Katavi national park


Katavi national park is the third largest in Tanzania covering an area of 4471 square kilometers and is located in the south west region of the country.

The Katuma River and associated floodplains, marshy lakes, and brachystegia woodland are part of its habitat. It is during the dry season, when the floodwaters retreat, that Katavi truly comes into life. The Katuma, reduced to a shallow muddy trickle, forms the only source of drinking water for miles around, and the flanking floodplains support game concentrations that defy belief.

An estimated 4,000 elephants might converge on the area, together with several herds of 1,000-plus buffalo, while an abundance of giraffes, zebras, impalas, reedbucks, numerous lion prides, spotted hyena clans whose territories converge on the floodplains, Eland, sable and roan antelopes are found in substantial numbers, and its marshy lakes have Tanzania’s densest population of hippopotamus and Nile crocodile among many others.

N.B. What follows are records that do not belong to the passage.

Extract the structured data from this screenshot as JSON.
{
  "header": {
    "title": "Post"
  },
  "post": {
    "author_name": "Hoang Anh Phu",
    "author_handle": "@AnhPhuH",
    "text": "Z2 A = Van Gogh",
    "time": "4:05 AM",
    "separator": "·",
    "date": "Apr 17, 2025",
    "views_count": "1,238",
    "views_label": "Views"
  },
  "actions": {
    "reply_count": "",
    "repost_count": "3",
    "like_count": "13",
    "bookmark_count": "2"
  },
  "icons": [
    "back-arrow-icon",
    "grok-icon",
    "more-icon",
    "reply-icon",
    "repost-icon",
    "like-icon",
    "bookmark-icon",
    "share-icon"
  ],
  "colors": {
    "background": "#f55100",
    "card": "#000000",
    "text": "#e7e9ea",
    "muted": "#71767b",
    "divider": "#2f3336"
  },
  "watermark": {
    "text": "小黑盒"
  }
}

Katavi is a great place for birdwatchers, with over 400 bird species. Large flocks of storks like saddle bills, open-billed and spoon bills as well as African fish eagles, Bateleurs, lilac breasted rollers, crested barbets and paradise flycatchers among others.